The outlook for Kern County's top crop has taken a turn for the better as a surge in exports sidelines worries about a possible oversupply.
Almond shipments in May set a new record for the month — 219 million pounds — and pushed the crop to a new 12-month record two full months before the end of the season, the Almond Board of California reported this week.
Largely a result of rising demand overseas, the increase has been accompanied by somewhat higher prices. Taken together, the trends have lifted the spirits of an industry that has suffered through a series of tough years that have left prices well off their previous levels.
"The worldwide appetite for almonds and our range of products continues to grow," the board's president and CEO, Richard Waycott, said in Monday's update.
The jump in shipments, driven by what the ABC says is a nearly one-third increase in exports year over year, is all the more impressive in light of port congestion, lingering tariffs and operating restrictions brought on by the COVID-19 pandemic.
Concerns remain, however muted, that an increase in acreage devoted to almond orchards in recent years could still produce more almonds than growers know what to do with.

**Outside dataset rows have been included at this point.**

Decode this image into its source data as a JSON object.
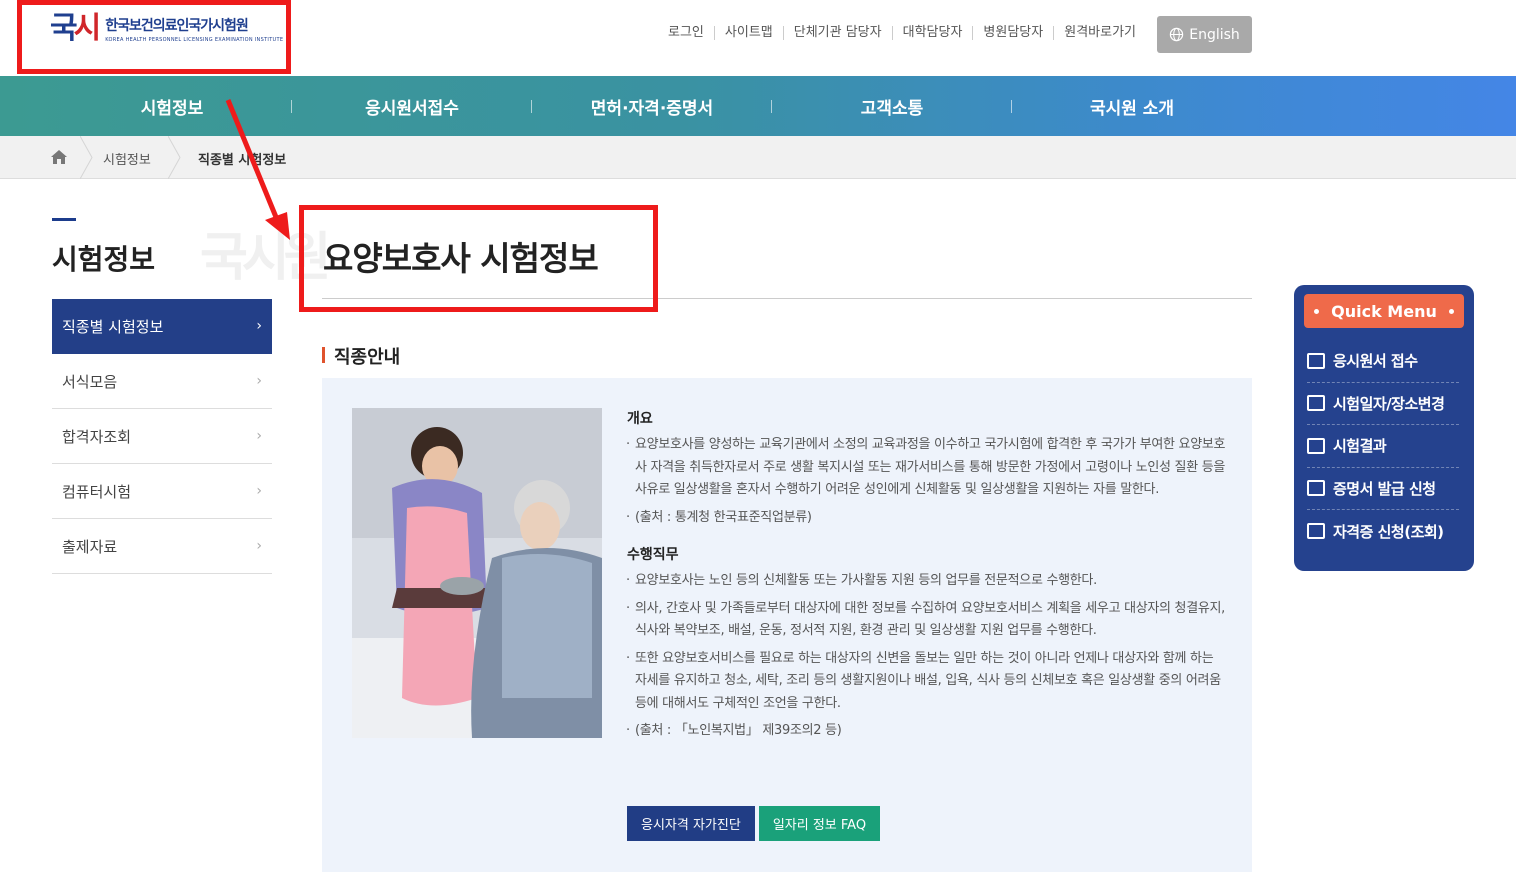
{
  "header": {
    "logo_mark": "국시원",
    "logo_kr": "한국보건의료인국가시험원",
    "logo_en": "KOREA HEALTH PERSONNEL LICENSING EXAMINATION INSTITUTE",
    "util_links": [
      "로그인",
      "사이트맵",
      "단체기관 담당자",
      "대학담당자",
      "병원담당자",
      "원격바로가기"
    ],
    "lang_button": "English"
  },
  "gnb": [
    "시험정보",
    "응시원서접수",
    "면허·자격·증명서",
    "고객소통",
    "국시원 소개"
  ],
  "breadcrumb": [
    "시험정보",
    "직종별 시험정보"
  ],
  "lnb": {
    "title": "시험정보",
    "watermark": "국시원",
    "items": [
      "직종별 시험정보",
      "서식모음",
      "합격자조회",
      "컴퓨터시험",
      "출제자료"
    ]
  },
  "main": {
    "title": "요양보호사 시험정보",
    "section": "직종안내",
    "overview_head": "개요",
    "overview": [
      "요양보호사를 양성하는 교육기관에서 소정의 교육과정을 이수하고 국가시험에 합격한 후 국가가 부여한 요양보호사 자격을 취득한자로서 주로 생활 복지시설 또는 재가서비스를 통해 방문한 가정에서 고령이나 노인성 질환 등을 사유로 일상생활을 혼자서 수행하기 어려운 성인에게 신체활동 및 일상생활을 지원하는 자를 말한다.",
      "(출처 : 통계청 한국표준직업분류)"
    ],
    "duty_head": "수행직무",
    "duty": [
      "요양보호사는 노인 등의 신체활동 또는 가사활동 지원 등의 업무를 전문적으로 수행한다.",
      "의사, 간호사 및 가족들로부터 대상자에 대한 정보를 수집하여 요양보호서비스 계획을 세우고 대상자의 청결유지, 식사와 복약보조, 배설, 운동, 정서적 지원, 환경 관리 및 일상생활 지원 업무를 수행한다.",
      "또한 요양보호서비스를 필요로 하는 대상자의 신변을 돌보는 일만 하는 것이 아니라 언제나 대상자와 함께 하는 자세를 유지하고 청소, 세탁, 조리 등의 생활지원이나 배설, 입욕, 식사 등의 신체보호 혹은 일상생활 중의 어려움 등에 대해서도 구체적인 조언을 구한다.",
      "(출처 : 「노인복지법」 제39조의2 등)"
    ],
    "buttons": [
      "응시자격 자가진단",
      "일자리 정보 FAQ"
    ]
  },
  "quick_menu": {
    "title": "Quick Menu",
    "items": [
      "응시원서 접수",
      "시험일자/장소변경",
      "시험결과",
      "증명서 발급 신청",
      "자격증 신청(조회)"
    ]
  },
  "colors": {
    "annotation": "#ee1b1b",
    "navy": "#233f88",
    "accent": "#ef6a4a",
    "teal": "#1aa17a"
  }
}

Last month, a so-called subjective forecast released by the U.S. Department of Agriculture estimated this year's crop at 3.2 billion pounds, or 3 percent greater than last year's total. The report was based on interviews with 500 domestic almond growers.
But within the industry that figure was widely seen as unrealistically high, leading observers to look instead to the USDA's "objective" estimate set to come out next month. Expectations are that July's report, based on detailed observations and calculations, will generate an estimate of 3 billion pounds or less, which would do more to support higher prices.
David Magaña, vice president and senior analyst at RaboResearch Food & Agribusiness, called last month's estimate "surprisingly high" and noted prices have shown a slight recovery thanks to relatively strong export demand.
He said overall U.S. shipments this crop year, which runs from Aug. 1 to July 31, are up 21 percent through May. Nearly three-quarters of the product goes overseas, where shipments through May were up 30 percent year over year, he added.
But all the good news could be drowned out by next month's official estimate, he said by email Thursday.
"All eyes are on the July objective report, which may have a significant impact not only on prices but also on planting decisions," Magaña wrote.
His colleague at RaboResearch, senior analyst Roland Fumasi, underscored the current uncertainty and its implications for almond prices.
"One reason that prices are staying firm is that industry participants think the subjective estimate is too high, and that the crop will likely be 2.7 to 3 billion pounds, not 3.2 billion," he said by email Thursday.
Whatever happens with almonds will be felt strongly in Kern, where the nuts were the county's highest-grossing agricultural commodity in 2019, which is the most recent year for which official local data is available. That year the nut brought farmers $1.6 billion in sales, up 33 percent from the year before.
While domestic shipments of almonds were up 4 percent year over year in May, they were up by triple digits in some international markets.
According to the ABC update, Morocco's imports of California almonds were up 148 percent year-over-year through May. Vietnam's imports of the commodity were up 132 percent and India's total was up 54 percent.
Said Waycott, the ABC executive: "Our industry members have done a terrific job of moving the current crop and meeting the demand from consumers here in the U.S. and around the world."